Any Port in a Storm: The CARES Act Provides Funds to Help Your Small Business Stay Afloat
Friday afternoon, Congress approved the Coronavirus Aid, Relief and Economic Security Act (or CARES Act). In part, the CARES Act moves $350 billion to the Small Business Administration (SBA) to underwrite a loan program aimed at helping small businesses make payroll and cover operating expenses. The section of the CARES Act outlining this small business loan program is being commonly referred to as the Paycheck Protection Program. The Paycheck Protection Program will be administered by SBA.
Loans made under the Paycheck Protection Program will only be available through June 30, 2020. Loans will be styled as Economic Injury Disaster Loans (EIDL) under Section 7(a) of the Small Business Act. The Program is intended to provide borrowers with cash flow assistance during the emergency caused by the Covid-19 crisis. Key elements of the Paycheck Protection Program include:
- Businesses and many non-profits employing 500 or fewer persons will be eligible to participate
- Proceeds from EIDLs may be used for payroll support, employee salaries, mortgage payments, rent, utilities and other debt obligations incurred prior to the onset of the pandemic
- Loan amounts will be capped at the lesser of 250% of a borrower’s average monthly payroll costs for the 12 months preceding the date of the loan and $10 million
- Borrowers may apply for an emergency advance of up to $10,000 which the SBA will distribute on an expedited basis while EIDL loan applications are processed
- Interest rate will be capped at 4%
- Maturities will be up to 10 years
- Loans will be made available through SBA-certified lenders and be guaranteed by the SBA
- Fees to establish loans will be waived as will any penalties for prepayment
- For employers that retain and continue to pay their employees through June 30, 2020, the portion of the loan used to cover payroll and payments on pre-existing debt will be forgiven.
The Act also offers relief to borrowers with existing 7(a) or 504 loans. For these loans, the SBA will cover principal, interest and any fee payments due for a six-month period beginning on the date of the next payment comes due.
The window to participate in the Paycheck Protection Program is limited. Given the size and scope of the Program, there will be challenges in administering it. The hope is that the SBA and SBA-certified lenders will be ready to process applications as early as the end of next week.
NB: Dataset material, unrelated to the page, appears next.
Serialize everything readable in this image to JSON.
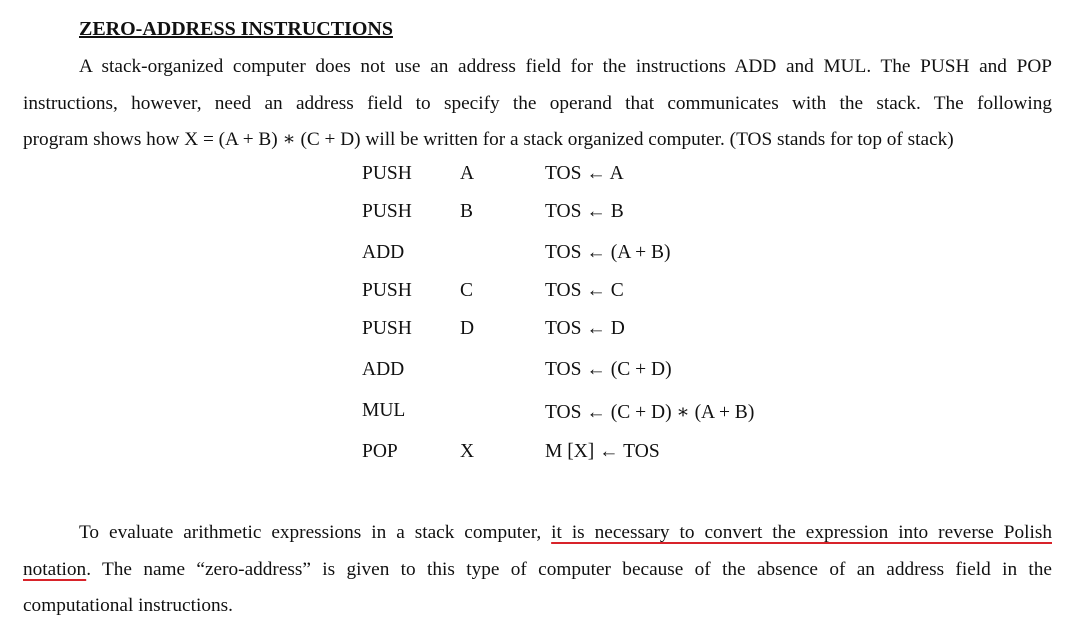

The business attorneys at Tuesley Hall Konopa are ready to help navigate the Economic Injury Disaster Loan process and help you determine whether the Paycheck Protection Program may be a good solution for your business needs.
Contact our business legal team with your questions at 574.232.3538. We are open 8 a.m. to 5 p.m. Monday through Friday, and all our attorneys are available to assist you via phone and virtual meetings.
Author: Pete Gillin is a seasoned transactions attorney whose experience includes advising middle-market and closely-held businesses. Practice areas include business counsel, business formation, business transactions, business acquisitions, succession planning, partnership agreements, financing agreements, contract review, and intellectual property matters.
You can contact Pete by calling 574.232.3538 or email firstname.lastname@example.org.
Disclaimer: The THK Legal Blog is for informational purposes only and should not be relied upon as legal advice. In no case does the published material constitute an exhaustive legal study, and applicability to a particular situation depends upon an investigation of specific facts. You should consult an attorney for advice regarding your individual situation. All THK blogs are considered advertising material by the Indiana Bar Association.